Exercise details: Type out every line of the data again, exactly.

Data shown:
******************************

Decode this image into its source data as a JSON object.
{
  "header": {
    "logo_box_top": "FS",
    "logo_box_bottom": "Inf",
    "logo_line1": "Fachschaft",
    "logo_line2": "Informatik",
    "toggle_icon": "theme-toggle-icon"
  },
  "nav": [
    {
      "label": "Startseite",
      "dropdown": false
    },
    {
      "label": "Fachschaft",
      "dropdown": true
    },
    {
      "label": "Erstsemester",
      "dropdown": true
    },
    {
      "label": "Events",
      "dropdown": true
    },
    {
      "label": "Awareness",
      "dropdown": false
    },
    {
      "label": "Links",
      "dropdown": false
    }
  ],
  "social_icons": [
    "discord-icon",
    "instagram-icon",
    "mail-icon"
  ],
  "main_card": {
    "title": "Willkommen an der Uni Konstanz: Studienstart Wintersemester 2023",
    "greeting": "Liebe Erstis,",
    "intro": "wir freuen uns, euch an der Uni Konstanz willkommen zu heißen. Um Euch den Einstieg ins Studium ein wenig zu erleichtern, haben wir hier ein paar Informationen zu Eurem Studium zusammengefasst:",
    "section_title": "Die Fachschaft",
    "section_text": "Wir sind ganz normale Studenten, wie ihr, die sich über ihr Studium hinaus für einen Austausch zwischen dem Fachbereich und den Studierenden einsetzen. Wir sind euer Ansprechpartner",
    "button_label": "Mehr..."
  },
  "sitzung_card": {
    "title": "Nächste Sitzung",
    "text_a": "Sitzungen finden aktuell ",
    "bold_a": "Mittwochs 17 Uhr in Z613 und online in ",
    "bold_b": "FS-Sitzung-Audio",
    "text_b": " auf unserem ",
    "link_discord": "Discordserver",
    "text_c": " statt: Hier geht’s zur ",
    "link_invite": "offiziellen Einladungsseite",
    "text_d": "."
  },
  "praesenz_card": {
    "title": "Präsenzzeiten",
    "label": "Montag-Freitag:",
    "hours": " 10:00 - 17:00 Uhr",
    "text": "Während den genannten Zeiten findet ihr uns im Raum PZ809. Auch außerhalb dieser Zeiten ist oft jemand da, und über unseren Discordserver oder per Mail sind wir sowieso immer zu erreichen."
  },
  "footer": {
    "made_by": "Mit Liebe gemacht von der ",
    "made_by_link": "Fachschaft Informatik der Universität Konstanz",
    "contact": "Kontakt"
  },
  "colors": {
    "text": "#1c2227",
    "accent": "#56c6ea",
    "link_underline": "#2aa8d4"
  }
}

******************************

Result of this exercise:
Decode this image into its source data as a JSON object.
{
  "header": {
    "logo_box_top": "FS",
    "logo_box_bottom": "Inf",
    "logo_line1": "Fachschaft",
    "logo_line2": "Informatik",
    "toggle_icon": "theme-toggle-icon"
  },
  "nav": [
    {
      "label": "Startseite",
      "dropdown": false
    },
    {
      "label": "Fachschaft",
      "dropdown": true
    },
    {
      "label": "Erstsemester",
      "dropdown": true
    },
    {
      "label": "Events",
      "dropdown": true
    },
    {
      "label": "Awareness",
      "dropdown": false
    },
    {
      "label": "Links",
      "dropdown": false
    }
  ],
  "social_icons": [
    "discord-icon",
    "instagram-icon",
    "mail-icon"
  ],
  "main_card": {
    "title": "Willkommen an der Uni Konstanz: Studienstart Wintersemester 2023",
    "greeting": "Liebe Erstis,",
    "intro": "wir freuen uns, euch an der Uni Konstanz willkommen zu heißen. Um Euch den Einstieg ins Studium ein wenig zu erleichtern, haben wir hier ein paar Informationen zu Eurem Studium zusammengefasst:",
    "section_title": "Die Fachschaft",
    "section_text": "Wir sind ganz normale Studenten, wie ihr, die sich über ihr Studium hinaus für einen Austausch zwischen dem Fachbereich und den Studierenden einsetzen. Wir sind euer Ansprechpartner",
    "button_label": "Mehr..."
  },
  "sitzung_card": {
    "title": "Nächste Sitzung",
    "text_a": "Sitzungen finden aktuell ",
    "bold_a": "Mittwochs 17 Uhr in Z613 und online in ",
    "bold_b": "FS-Sitzung-Audio",
    "text_b": " auf unserem ",
    "link_discord": "Discordserver",
    "text_c": " statt: Hier geht’s zur ",
    "link_invite": "offiziellen Einladungsseite",
    "text_d": "."
  },
  "praesenz_card": {
    "title": "Präsenzzeiten",
    "label": "Montag-Freitag:",
    "hours": " 10:00 - 17:00 Uhr",
    "text": "Während den genannten Zeiten findet ihr uns im Raum PZ809. Auch außerhalb dieser Zeiten ist oft jemand da, und über unseren Discordserver oder per Mail sind wir sowieso immer zu erreichen."
  },
  "footer": {
    "made_by": "Mit Liebe gemacht von der ",
    "made_by_link": "Fachschaft Informatik der Universität Konstanz",
    "contact": "Kontakt"
  },
  "colors": {
    "text": "#1c2227",
    "accent": "#56c6ea",
    "link_underline": "#2aa8d4"
  }
}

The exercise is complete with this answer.